What Do Developers Find Most Appealing about an Employer?
Are you a good match for the developers you want to hire?
The low tech unemployment rate, combined with organizations’ constant hunger for technologists skilled in everything from the cloud to cybersecurity and app-building, means that hiring managers and recruiters everywhere are scrambling to find the tech talent they need.
That’s great news for technologists: whether they’re developers, cybersecurity experts, or something else, they have quite a bit more leverage when it comes to negotiations over salaries and benefits.
But what do technologists—and particularly software developers—care about as they evaluate their latest opportunities? Stack Overflow, the web’s massive repository of tech-related questions and answers, recently posed that query to its developer audience. In return, those developers opened up about the things that made a prospective employer particularly appealing.
For example, of the 500 developers who participated in the survey:
53% said they wanted a company that prioritized the “developer experience”
41% wanted transparency in salary calculations
40% wanted to learn from people outside their team
35% wanted a structured onboarding process
33% wanted the ability to easily find experts within the company
“Whether passively looking at companies they might want to work for in the future or actively searching for a new job, developers tend to turn to the same four sources to find out what it’s like to work there: their personal network, media, company content like blogs and culture videos, and reviews,” added Stack Overflow’s blog posting about the survey. “For those that come across companies that they might want to work for, they ask friends or family first and read media coverage about the company.”
Developers were equally vocal about things they’d find unappealing about a particular company:
59% said not having access to Teams, Slack, or Stack Overflow
A too-rigid schedule (56% disliked the idea of starting and ending their day at a precise time)
54% said not having the resources to confidently do their work
50% said not having the flexibility to work remotely
20% said not having access to an internal wiki
What can we conclude from this?
Developers want to work according to their own schedule, and they want full access to the right tools and resources to get that work done. From an employer perspective, attempting to constrain or limit what developers can use might end up harming the ability to attract new, top-tier talent.

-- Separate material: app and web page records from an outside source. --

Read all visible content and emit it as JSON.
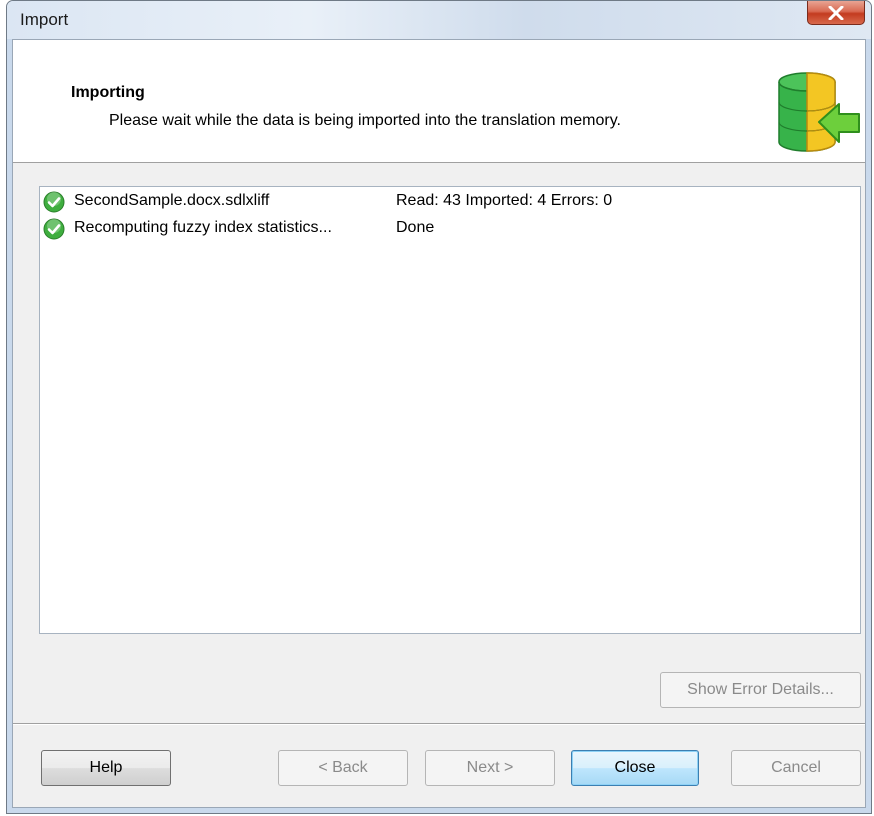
{
  "window": {
    "title": "Import",
    "close_glyph": "X"
  },
  "header": {
    "title": "Importing",
    "subtitle": "Please wait while the data is being imported into the translation memory.",
    "icon": "database-import-icon"
  },
  "list": {
    "rows": [
      {
        "name": "SecondSample.docx.sdlxliff",
        "status": "Read: 43 Imported: 4 Errors: 0",
        "icon": "check-circle-icon"
      },
      {
        "name": "Recomputing fuzzy index statistics...",
        "status": "Done",
        "icon": "check-circle-icon"
      }
    ]
  },
  "buttons": {
    "show_error_details": "Show Error Details...",
    "help": "Help",
    "back": "< Back",
    "next": "Next >",
    "close": "Close",
    "cancel": "Cancel"
  },
  "colors": {
    "success_green": "#3fae3f",
    "db_yellow": "#f3c623",
    "db_green": "#37b34a",
    "arrow_green": "#6dcf3c",
    "titlebar_close_red": "#c84a2f"
  }
}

For startups and smaller organizations that don’t necessarily have the budgets to compete with the country’s largest companies for tech talent, this kind of survey data is good news: Developers care just as much about work-life balance and having the right tools as they do about compensation. If they can offer interesting projects, easy access to resources, and a great working environment, chances are good that organizations of any size can land the talent they need.